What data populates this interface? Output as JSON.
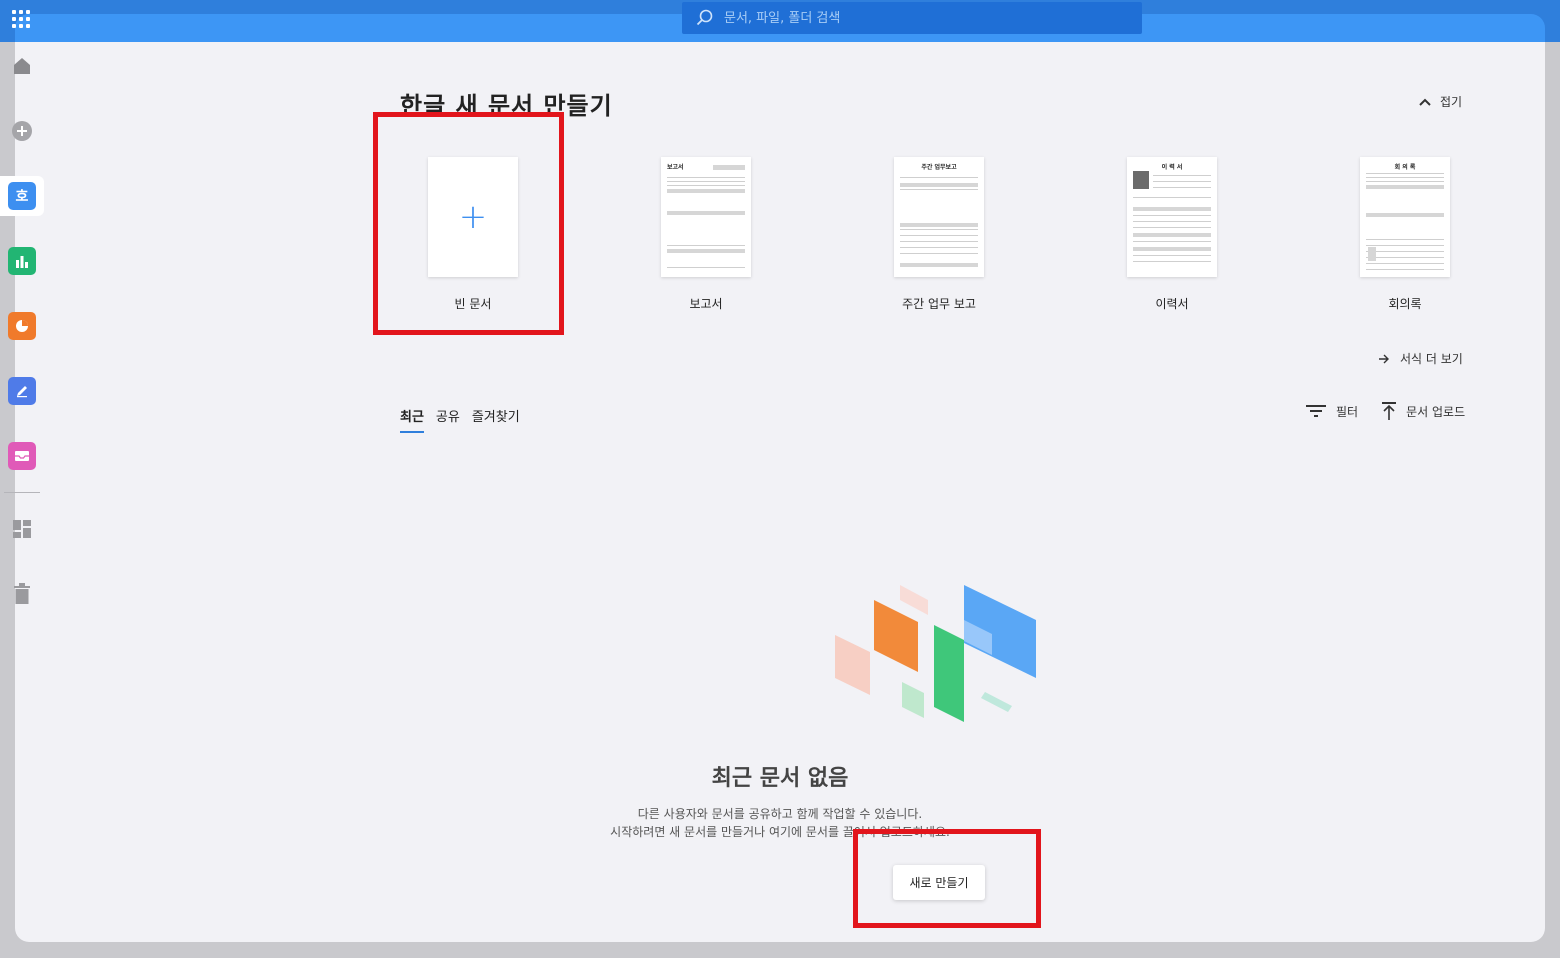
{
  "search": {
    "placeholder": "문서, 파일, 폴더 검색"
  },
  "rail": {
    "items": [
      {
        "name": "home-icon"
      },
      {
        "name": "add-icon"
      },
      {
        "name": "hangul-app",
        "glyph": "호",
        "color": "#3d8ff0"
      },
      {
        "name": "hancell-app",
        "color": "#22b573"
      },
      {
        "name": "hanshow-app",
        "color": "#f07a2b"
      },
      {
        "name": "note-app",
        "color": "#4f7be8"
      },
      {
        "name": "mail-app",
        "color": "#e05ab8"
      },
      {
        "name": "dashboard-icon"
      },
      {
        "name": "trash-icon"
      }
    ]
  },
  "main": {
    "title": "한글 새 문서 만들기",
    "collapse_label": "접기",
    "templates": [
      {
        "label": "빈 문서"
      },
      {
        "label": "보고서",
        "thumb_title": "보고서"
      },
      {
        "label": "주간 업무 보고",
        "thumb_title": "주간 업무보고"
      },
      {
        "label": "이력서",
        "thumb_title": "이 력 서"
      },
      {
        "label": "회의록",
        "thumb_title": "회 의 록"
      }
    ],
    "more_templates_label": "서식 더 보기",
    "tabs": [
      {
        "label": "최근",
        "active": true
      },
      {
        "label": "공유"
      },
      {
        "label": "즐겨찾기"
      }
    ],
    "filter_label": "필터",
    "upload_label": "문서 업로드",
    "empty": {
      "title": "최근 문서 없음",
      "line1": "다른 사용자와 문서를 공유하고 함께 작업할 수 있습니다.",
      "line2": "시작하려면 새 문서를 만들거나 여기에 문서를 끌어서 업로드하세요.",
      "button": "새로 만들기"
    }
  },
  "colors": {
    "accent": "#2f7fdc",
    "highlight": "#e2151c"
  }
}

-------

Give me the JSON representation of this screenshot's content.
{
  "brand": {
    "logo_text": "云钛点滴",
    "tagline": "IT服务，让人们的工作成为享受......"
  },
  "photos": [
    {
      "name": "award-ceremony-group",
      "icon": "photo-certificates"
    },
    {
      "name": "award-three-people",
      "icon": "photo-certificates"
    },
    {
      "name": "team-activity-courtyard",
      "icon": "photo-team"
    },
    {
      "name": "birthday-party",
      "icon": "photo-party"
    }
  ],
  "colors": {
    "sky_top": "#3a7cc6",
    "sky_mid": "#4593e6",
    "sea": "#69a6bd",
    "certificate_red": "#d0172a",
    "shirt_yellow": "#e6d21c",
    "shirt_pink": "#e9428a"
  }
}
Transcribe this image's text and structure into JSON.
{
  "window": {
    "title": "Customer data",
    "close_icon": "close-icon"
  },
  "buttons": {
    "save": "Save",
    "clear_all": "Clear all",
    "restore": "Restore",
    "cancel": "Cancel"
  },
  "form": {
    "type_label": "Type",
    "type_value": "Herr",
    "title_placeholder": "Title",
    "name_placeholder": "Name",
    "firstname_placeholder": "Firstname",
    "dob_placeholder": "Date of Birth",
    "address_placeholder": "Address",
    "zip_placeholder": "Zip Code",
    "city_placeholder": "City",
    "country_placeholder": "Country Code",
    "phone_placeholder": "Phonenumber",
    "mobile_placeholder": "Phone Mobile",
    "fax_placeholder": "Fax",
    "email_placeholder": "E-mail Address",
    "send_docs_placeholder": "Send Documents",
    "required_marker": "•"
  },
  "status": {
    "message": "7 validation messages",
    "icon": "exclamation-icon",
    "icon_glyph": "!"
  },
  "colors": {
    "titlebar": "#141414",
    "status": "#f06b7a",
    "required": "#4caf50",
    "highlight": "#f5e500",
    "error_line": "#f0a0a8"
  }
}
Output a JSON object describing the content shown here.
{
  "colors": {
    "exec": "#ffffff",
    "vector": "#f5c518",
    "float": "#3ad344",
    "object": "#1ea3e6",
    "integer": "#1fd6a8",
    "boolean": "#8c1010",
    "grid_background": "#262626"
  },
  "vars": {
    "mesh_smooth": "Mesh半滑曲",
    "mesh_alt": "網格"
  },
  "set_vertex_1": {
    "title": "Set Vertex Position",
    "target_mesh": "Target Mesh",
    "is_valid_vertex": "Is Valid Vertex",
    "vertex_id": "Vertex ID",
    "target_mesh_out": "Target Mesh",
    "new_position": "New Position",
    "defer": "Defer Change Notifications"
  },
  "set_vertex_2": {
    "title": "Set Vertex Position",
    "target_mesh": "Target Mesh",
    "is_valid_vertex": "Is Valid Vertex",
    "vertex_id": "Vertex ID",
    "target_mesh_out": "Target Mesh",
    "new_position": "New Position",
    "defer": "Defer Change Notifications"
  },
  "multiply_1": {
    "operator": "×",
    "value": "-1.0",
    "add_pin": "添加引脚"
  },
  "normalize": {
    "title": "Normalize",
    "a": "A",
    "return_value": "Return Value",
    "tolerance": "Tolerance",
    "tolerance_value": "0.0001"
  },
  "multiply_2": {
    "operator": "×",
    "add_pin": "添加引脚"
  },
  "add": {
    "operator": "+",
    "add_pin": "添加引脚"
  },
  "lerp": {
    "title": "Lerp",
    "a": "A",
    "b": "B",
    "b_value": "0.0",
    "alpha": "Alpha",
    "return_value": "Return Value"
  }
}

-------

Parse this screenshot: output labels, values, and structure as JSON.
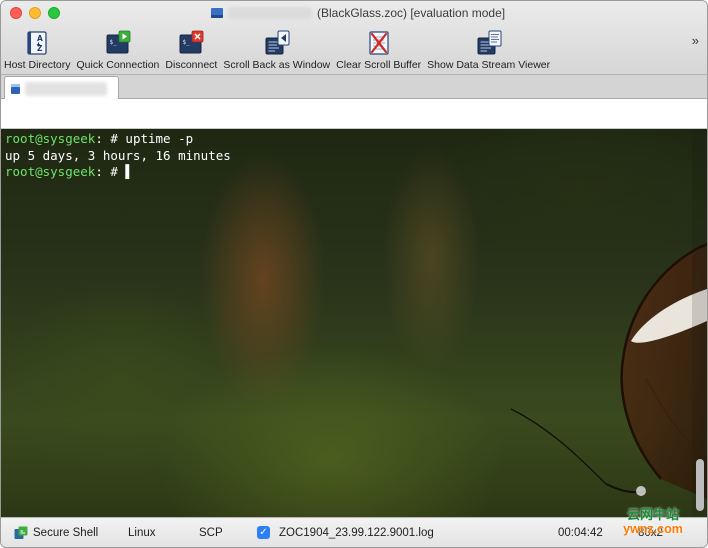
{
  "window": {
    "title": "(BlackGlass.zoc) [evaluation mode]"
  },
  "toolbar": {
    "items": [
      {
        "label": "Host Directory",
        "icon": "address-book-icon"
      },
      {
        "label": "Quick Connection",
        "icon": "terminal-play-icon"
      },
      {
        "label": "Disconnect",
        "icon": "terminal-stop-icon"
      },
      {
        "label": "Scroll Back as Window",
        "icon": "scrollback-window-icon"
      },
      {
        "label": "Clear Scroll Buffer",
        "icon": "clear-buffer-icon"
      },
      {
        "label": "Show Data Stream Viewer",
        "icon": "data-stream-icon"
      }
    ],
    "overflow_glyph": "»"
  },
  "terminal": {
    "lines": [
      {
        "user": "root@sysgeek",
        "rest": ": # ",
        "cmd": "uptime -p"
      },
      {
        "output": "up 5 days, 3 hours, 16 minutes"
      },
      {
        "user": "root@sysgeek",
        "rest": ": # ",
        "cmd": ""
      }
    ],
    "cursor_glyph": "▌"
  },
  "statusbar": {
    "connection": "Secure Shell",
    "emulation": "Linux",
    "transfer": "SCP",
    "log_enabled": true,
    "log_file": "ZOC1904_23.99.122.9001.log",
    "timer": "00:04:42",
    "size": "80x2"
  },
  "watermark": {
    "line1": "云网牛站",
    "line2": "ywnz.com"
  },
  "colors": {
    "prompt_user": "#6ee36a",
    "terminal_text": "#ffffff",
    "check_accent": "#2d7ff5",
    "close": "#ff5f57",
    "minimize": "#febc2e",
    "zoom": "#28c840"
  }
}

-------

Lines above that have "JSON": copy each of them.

• **RESPONSE AREA**:
What data populates this interface? Output as JSON.
Give me the JSON representation of this screenshot's content.
Transcribe this image's text and structure into JSON.
Output a JSON object describing the content shown here.
Parse this screenshot: output labels, values, and structure as JSON.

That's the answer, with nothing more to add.